First Midwest Bank employees, from left, Corrie Sistek, Amanda Anderson, Cheryl Tesdal and Ruth Ann Foehringer pause for a photograph while serving a meal at Farm Fair. The bank-sponsored event held during the Grundy County Corn Festival marked its 30th year during this year's festival. (Photo courtesy of First Midwest Bank)

During Corn Fest, First Midwest always sponsors the Farm Fair, which has food and activities the whole week. This year, the bank was celebrating 30 years of hosting the fair, but it was almost the last year for the event.

"We had to prioritize our promotional and advertising dollars and how they were to be spent," Tom Tesdal, the bank president, said. "If this year wasn't successful, we would not have been able to continue it."

In order to keep the tradition Grundy County families have grown to love, the bank decided to reach out to more organizations for help. Every year, the Farm Fair's proceeds are donated back into the community and, by seeking some extra help, the bank was able to earn, and therefore donate, even more.

This year, the Farm Fair raised about $10,000, which was then donated to 9 local organizations and charities, Tesdal said. Some of the new recipients this year were Big Brothers Big Sisters of Will and Grundy Counties and the Grundy County Housing Authority. 

The Grundy County Housing Authority helped serve the bank's pork chop dinner during Corn Festival week this year and, in return, received a donation.

"We are so appreciative of First Midwest Bank and their efforts," said Brent Newman, CEO of the housing authority.

Newman said the donation is being used for new equipment at Saratoga Tower, which was finished in 1977.

"A lot of the equipment has reached the end of its useful life, so when organizations like First Midwest step up to the plate and help us out in taking care of that building, it makes it so much easier for us to be able to continue our mission of serving low-income elderly and disabled residents of Grundy County," Newman said.

The Farm Fair is filled with events and activities for everyone, including traditions such as the antique tractor show, sponsored with the Grundy County Farm Bureau, and the petting zoo sponsored with the Corn Festival Committee. But new this year was the Farm Fair Draw Down and Auction, which is hoped to become a new tradition.

"They wanted to do something to help the community and we wanted to help them out with Farm Fair," said Coleen Davis, chief development officer for Big Brothers Big Sisters. "We can't even begin to thank First Midwest Bank enough for their continued generosity.

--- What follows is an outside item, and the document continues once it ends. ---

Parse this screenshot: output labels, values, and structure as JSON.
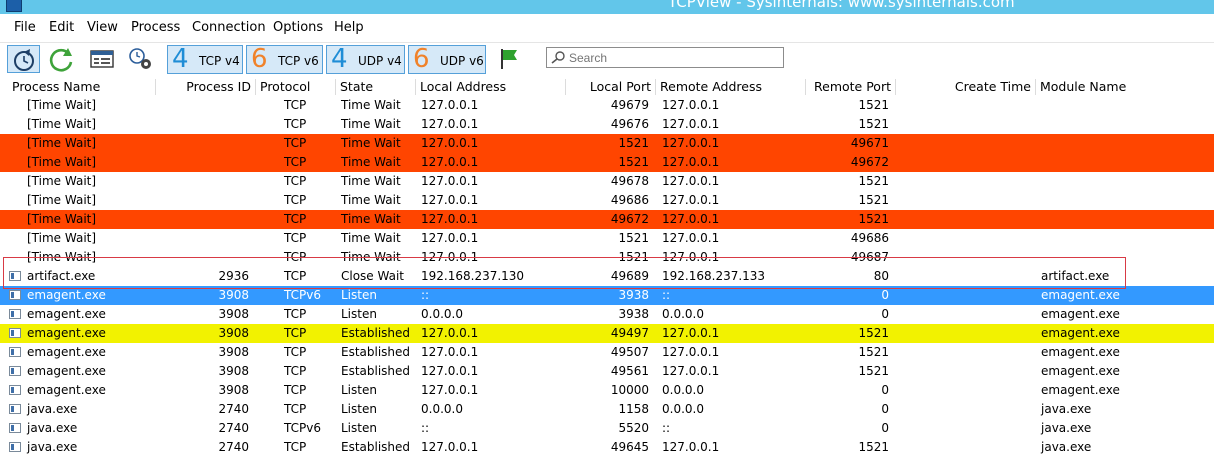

They always go above and beyond for Big Brothers Big Sisters."

Davis added that all of the money donated by the bank will be used for Big Brothers Big Sisters Grundy County programs.

Tesdal hopes to continue the draw down on Saturday night of Corn Festival next year. This was the first year for the draw down, which had more than 200 people attend.

"If you look at our history, we have always helped out our local organizations, not just with monetary donations, but by sitting on their boards and being involved," Tesdal said. "It's our duty to be a part of the community."

With all of the banks employees and representatives of local organizations and businesses involved in Farm Fair, more than 100 people volunteered for the event.